  4. Jim:

    Touche.

    CarmineD

  5. Big Money controls who runs for office and who stays in office. Whether a Senator gets a pension, or as what time, will not be the reason to stay in office. Big Money determines who stays, and who goes.

    And if you increase the age limit,...well just look at Jim DeMint. One can quit, and go to work for the special interest who supported you being in office....Big Money. It's the reality of today.

  6. No pensions at all for elected officials at any level, period! The Founding Fathers envisioned service to the country, state or local area as a duty, not as a way to enrich oneself. That, however, is what has enfolded over the years. Let's face it. Most Washington politicos (or wanna-be-pols) are awash in money, like Kerry, Berkley, Romney, etal and don't need to be subsidized once out of office. However, if pensions are a "draw" to entice greater participation by those not "super-rich" (and that's a joke), then let them participate in Social Security and open IRA's or 401(k)s like we "ordinary" suckers do. What's so "special" about the creepolas in the pig sty or in Carson City or, for that matter, in the palace built on Main Street in LV? Only the fact that they can favor themselves with all kinds of "goodies" those who foot the bill cannot.

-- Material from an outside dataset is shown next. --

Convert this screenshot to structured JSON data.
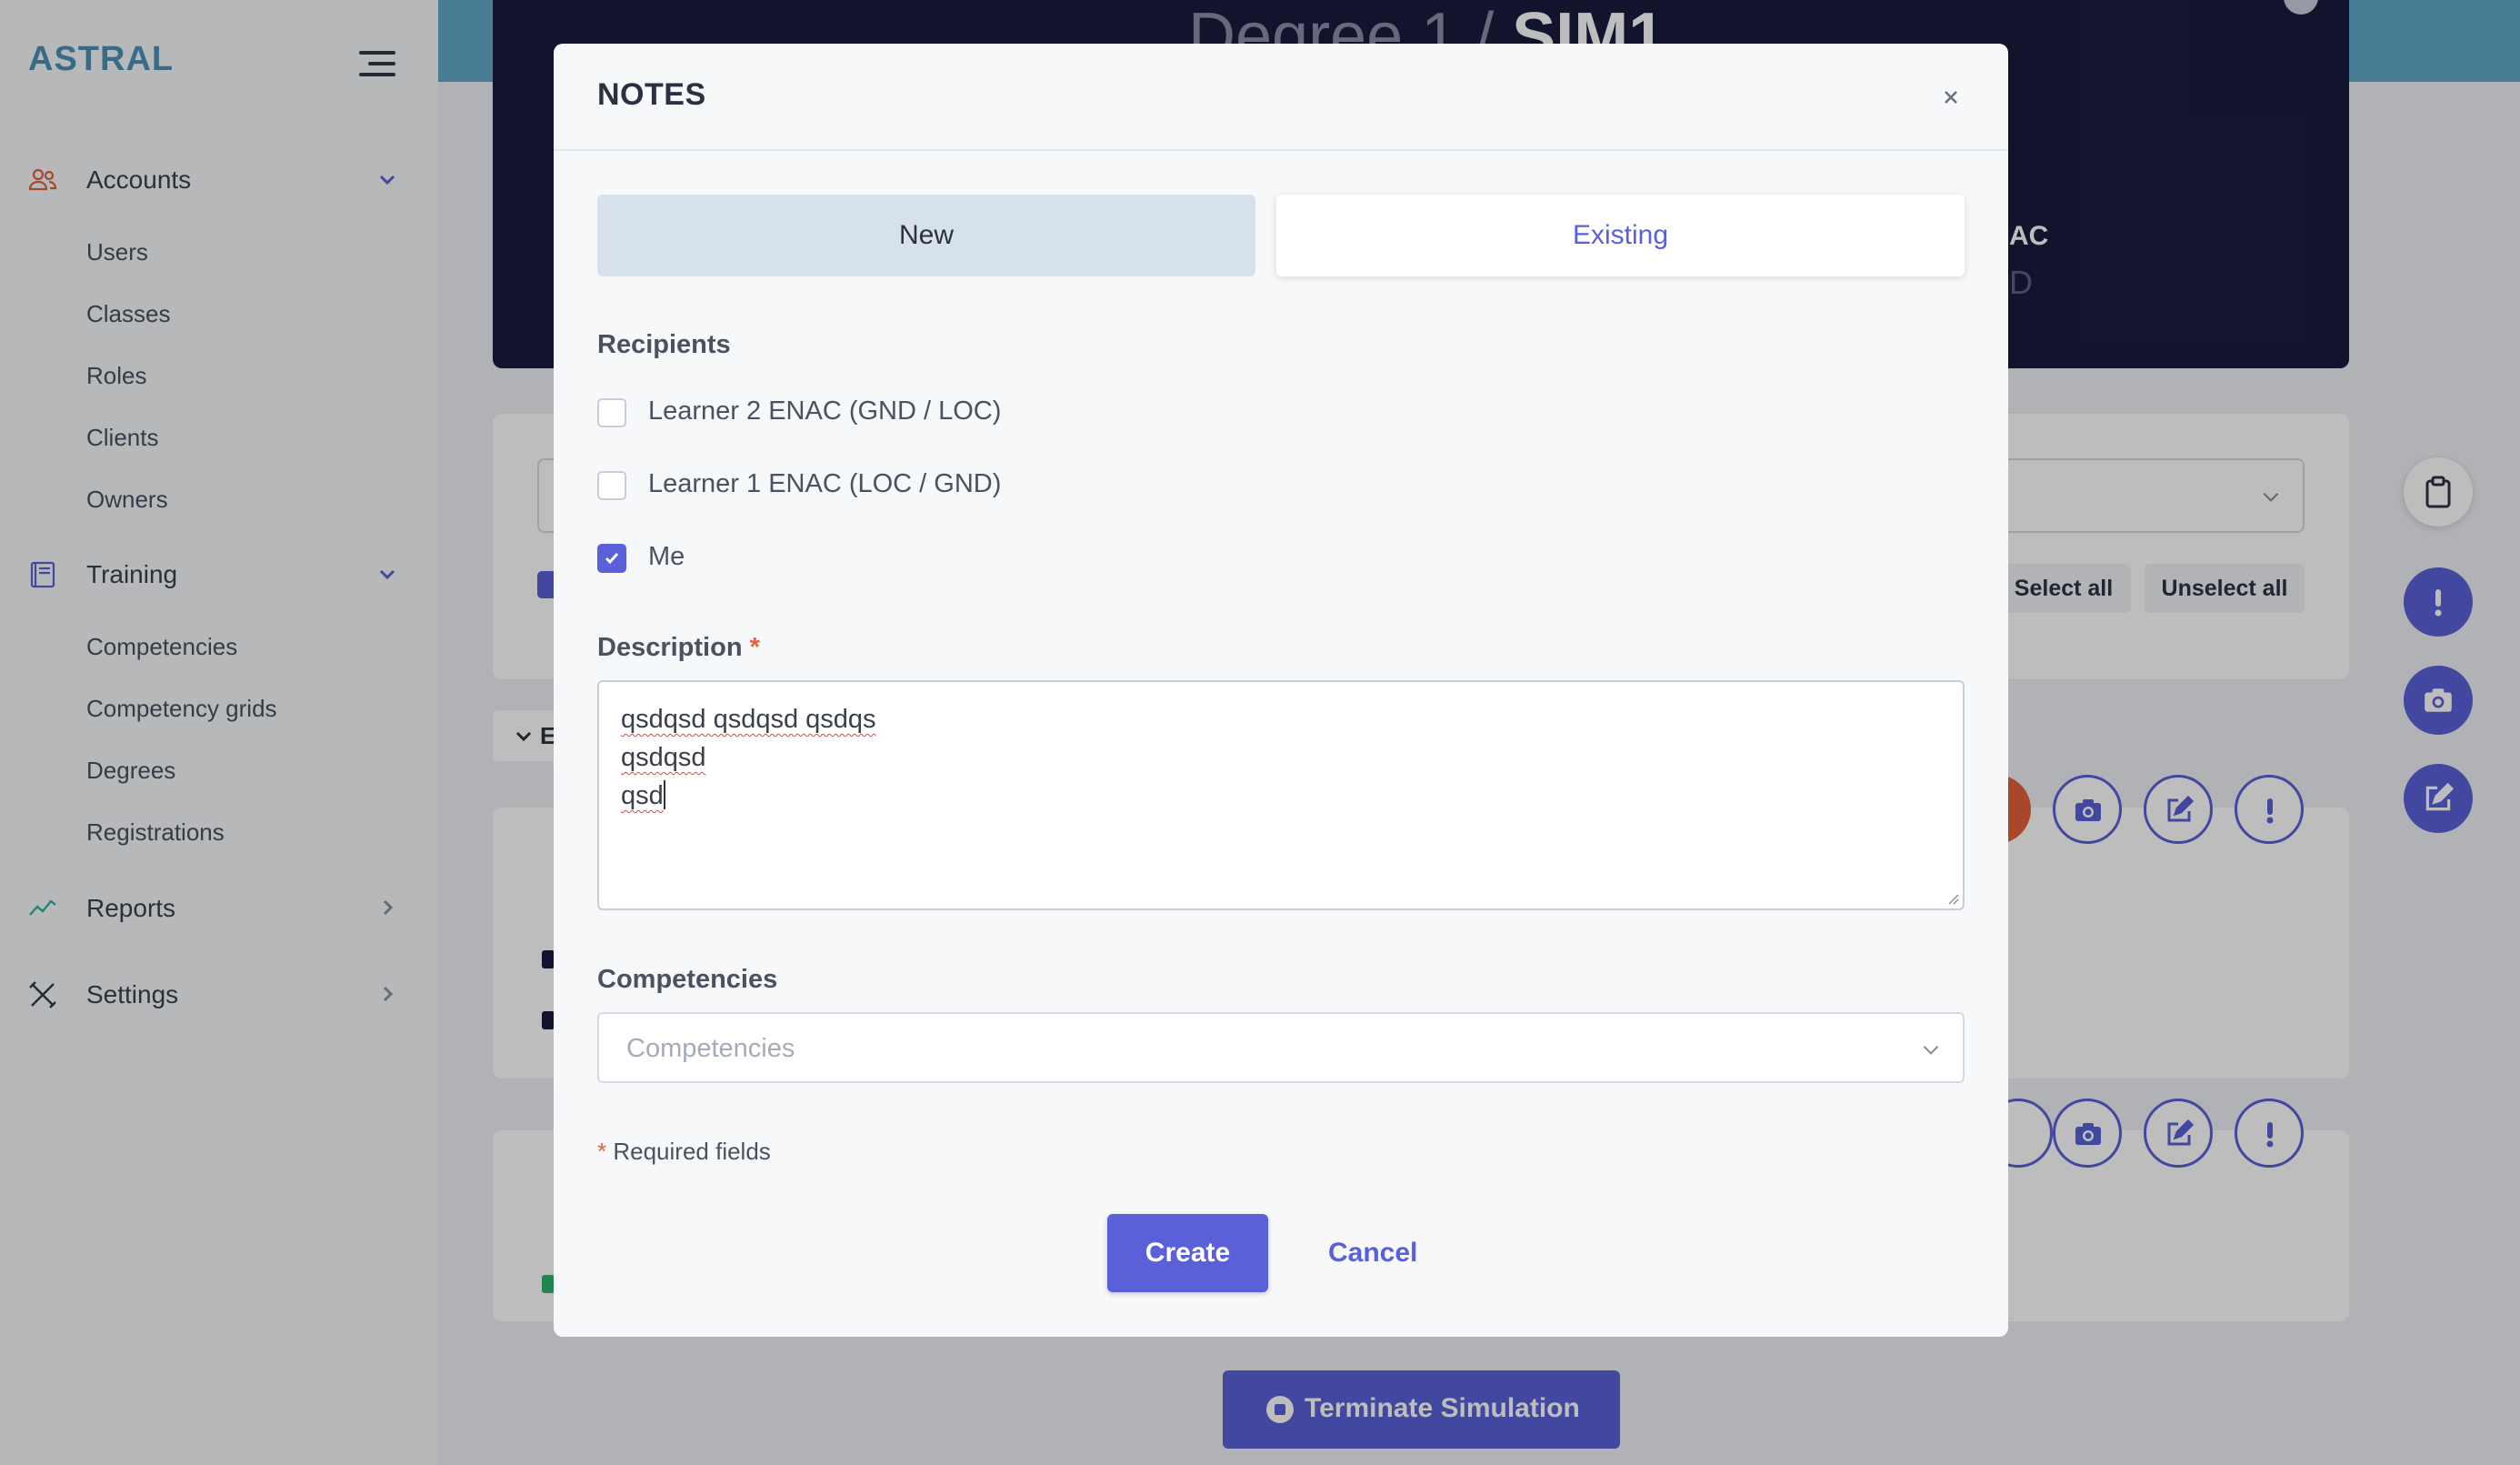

  7. Do you really think politicians worry about a meager pension? They go into politics with average means and come out with millions.A pension is not their goal, getting rich is.We have taken our eye off of the ball. If we believe any different.

  8. I wouldn't worry too much about the Social Security age being raised 70 and Medicare to 67. Statistically almost no one in the world is still working at 70 years of age. When people get into their 60s their health deteriorates and they become completely unemployable. The vast majority don't max out their retirement today. They retire at around age 63 because they are either sick or can no longer find work.